Assigned task =>
Pick out all lines with the word "name" from the records that follow.

Data records
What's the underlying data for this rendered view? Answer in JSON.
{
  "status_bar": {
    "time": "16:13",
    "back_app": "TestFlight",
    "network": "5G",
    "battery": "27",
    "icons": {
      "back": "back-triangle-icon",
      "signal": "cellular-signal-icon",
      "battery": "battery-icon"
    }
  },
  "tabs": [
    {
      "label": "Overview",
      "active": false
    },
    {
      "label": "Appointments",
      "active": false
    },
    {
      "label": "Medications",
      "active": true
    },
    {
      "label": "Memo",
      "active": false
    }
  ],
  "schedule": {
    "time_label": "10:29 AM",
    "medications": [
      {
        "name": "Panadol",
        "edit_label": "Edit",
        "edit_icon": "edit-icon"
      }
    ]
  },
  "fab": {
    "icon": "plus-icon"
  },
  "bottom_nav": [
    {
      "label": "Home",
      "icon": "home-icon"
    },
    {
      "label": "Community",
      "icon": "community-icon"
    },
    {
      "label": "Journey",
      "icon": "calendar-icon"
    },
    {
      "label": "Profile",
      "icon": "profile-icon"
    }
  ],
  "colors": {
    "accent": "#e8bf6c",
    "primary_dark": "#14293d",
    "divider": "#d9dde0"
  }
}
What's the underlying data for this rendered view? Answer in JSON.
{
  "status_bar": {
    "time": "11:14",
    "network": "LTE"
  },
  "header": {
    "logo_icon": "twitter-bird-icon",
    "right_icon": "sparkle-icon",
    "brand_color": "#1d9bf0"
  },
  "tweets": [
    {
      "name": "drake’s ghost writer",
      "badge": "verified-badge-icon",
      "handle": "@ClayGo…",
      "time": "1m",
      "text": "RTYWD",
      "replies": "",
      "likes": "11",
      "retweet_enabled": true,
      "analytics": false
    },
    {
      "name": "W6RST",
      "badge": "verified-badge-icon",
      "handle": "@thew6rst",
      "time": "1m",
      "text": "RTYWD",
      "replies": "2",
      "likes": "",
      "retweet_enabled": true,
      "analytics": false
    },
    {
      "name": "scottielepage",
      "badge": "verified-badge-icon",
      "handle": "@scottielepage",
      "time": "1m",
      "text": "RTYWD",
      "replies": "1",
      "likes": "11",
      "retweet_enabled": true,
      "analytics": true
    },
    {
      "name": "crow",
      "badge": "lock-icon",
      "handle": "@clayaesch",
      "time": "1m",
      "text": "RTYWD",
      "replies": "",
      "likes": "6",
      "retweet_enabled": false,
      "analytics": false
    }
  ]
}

Worked solution =>
        "name": "Panadol",
      "name": "drake’s ghost writer",
      "name": "W6RST",
      "name": "scottielepage",
      "name": "crow",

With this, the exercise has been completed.